• **Activity**: Faithfully repeat all of the records, as they are written below.

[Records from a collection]
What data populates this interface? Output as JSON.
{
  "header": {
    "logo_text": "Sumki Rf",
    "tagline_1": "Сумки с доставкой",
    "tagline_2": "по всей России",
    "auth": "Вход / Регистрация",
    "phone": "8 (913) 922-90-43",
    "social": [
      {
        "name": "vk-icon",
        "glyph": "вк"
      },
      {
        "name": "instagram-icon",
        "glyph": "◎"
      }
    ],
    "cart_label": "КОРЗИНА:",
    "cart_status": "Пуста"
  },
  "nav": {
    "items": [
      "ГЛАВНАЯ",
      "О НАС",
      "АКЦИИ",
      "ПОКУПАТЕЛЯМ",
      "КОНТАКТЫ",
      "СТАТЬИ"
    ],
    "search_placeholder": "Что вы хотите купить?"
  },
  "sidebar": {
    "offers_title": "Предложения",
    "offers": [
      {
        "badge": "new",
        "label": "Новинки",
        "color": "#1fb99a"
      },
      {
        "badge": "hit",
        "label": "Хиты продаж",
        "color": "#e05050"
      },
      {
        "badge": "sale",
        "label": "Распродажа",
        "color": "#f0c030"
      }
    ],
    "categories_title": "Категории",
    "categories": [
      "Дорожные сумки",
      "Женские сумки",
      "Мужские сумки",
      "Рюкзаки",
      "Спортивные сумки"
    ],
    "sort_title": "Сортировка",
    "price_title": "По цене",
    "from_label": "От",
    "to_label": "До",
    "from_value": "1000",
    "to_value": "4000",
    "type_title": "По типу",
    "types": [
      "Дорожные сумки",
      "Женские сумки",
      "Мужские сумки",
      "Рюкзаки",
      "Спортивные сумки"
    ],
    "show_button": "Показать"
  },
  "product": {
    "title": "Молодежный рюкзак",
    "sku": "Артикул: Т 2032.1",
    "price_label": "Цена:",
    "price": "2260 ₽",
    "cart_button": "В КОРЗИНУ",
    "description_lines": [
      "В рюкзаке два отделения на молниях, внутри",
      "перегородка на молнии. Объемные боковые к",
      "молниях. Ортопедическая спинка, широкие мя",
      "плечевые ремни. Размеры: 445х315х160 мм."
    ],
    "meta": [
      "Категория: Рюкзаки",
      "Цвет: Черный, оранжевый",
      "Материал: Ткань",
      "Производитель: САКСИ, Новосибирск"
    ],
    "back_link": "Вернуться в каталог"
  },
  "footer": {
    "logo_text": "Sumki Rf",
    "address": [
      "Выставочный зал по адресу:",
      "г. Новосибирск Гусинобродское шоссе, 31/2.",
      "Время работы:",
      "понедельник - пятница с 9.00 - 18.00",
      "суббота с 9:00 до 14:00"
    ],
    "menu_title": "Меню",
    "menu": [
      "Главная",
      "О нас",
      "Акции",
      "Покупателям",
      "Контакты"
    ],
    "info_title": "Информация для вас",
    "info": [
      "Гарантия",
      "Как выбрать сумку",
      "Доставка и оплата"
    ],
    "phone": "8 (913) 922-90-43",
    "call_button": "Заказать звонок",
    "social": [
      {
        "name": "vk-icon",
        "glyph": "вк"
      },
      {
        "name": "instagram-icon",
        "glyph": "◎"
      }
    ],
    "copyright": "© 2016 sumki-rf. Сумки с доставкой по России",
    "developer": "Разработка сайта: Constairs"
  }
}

• **Response for this exercise**:
What data populates this interface? Output as JSON.
{
  "header": {
    "logo_text": "Sumki Rf",
    "tagline_1": "Сумки с доставкой",
    "tagline_2": "по всей России",
    "auth": "Вход / Регистрация",
    "phone": "8 (913) 922-90-43",
    "social": [
      {
        "name": "vk-icon",
        "glyph": "вк"
      },
      {
        "name": "instagram-icon",
        "glyph": "◎"
      }
    ],
    "cart_label": "КОРЗИНА:",
    "cart_status": "Пуста"
  },
  "nav": {
    "items": [
      "ГЛАВНАЯ",
      "О НАС",
      "АКЦИИ",
      "ПОКУПАТЕЛЯМ",
      "КОНТАКТЫ",
      "СТАТЬИ"
    ],
    "search_placeholder": "Что вы хотите купить?"
  },
  "sidebar": {
    "offers_title": "Предложения",
    "offers": [
      {
        "badge": "new",
        "label": "Новинки",
        "color": "#1fb99a"
      },
      {
        "badge": "hit",
        "label": "Хиты продаж",
        "color": "#e05050"
      },
      {
        "badge": "sale",
        "label": "Распродажа",
        "color": "#f0c030"
      }
    ],
    "categories_title": "Категории",
    "categories": [
      "Дорожные сумки",
      "Женские сумки",
      "Мужские сумки",
      "Рюкзаки",
      "Спортивные сумки"
    ],
    "sort_title": "Сортировка",
    "price_title": "По цене",
    "from_label": "От",
    "to_label": "До",
    "from_value": "1000",
    "to_value": "4000",
    "type_title": "По типу",
    "types": [
      "Дорожные сумки",
      "Женские сумки",
      "Мужские сумки",
      "Рюкзаки",
      "Спортивные сумки"
    ],
    "show_button": "Показать"
  },
  "product": {
    "title": "Молодежный рюкзак",
    "sku": "Артикул: Т 2032.1",
    "price_label": "Цена:",
    "price": "2260 ₽",
    "cart_button": "В КОРЗИНУ",
    "description_lines": [
      "В рюкзаке два отделения на молниях, внутри",
      "перегородка на молнии. Объемные боковые к",
      "молниях. Ортопедическая спинка, широкие мя",
      "плечевые ремни. Размеры: 445х315х160 мм."
    ],
    "meta": [
      "Категория: Рюкзаки",
      "Цвет: Черный, оранжевый",
      "Материал: Ткань",
      "Производитель: САКСИ, Новосибирск"
    ],
    "back_link": "Вернуться в каталог"
  },
  "footer": {
    "logo_text": "Sumki Rf",
    "address": [
      "Выставочный зал по адресу:",
      "г. Новосибирск Гусинобродское шоссе, 31/2.",
      "Время работы:",
      "понедельник - пятница с 9.00 - 18.00",
      "суббота с 9:00 до 14:00"
    ],
    "menu_title": "Меню",
    "menu": [
      "Главная",
      "О нас",
      "Акции",
      "Покупателям",
      "Контакты"
    ],
    "info_title": "Информация для вас",
    "info": [
      "Гарантия",
      "Как выбрать сумку",
      "Доставка и оплата"
    ],
    "phone": "8 (913) 922-90-43",
    "call_button": "Заказать звонок",
    "social": [
      {
        "name": "vk-icon",
        "glyph": "вк"
      },
      {
        "name": "instagram-icon",
        "glyph": "◎"
      }
    ],
    "copyright": "© 2016 sumki-rf. Сумки с доставкой по России",
    "developer": "Разработка сайта: Constairs"
  }
}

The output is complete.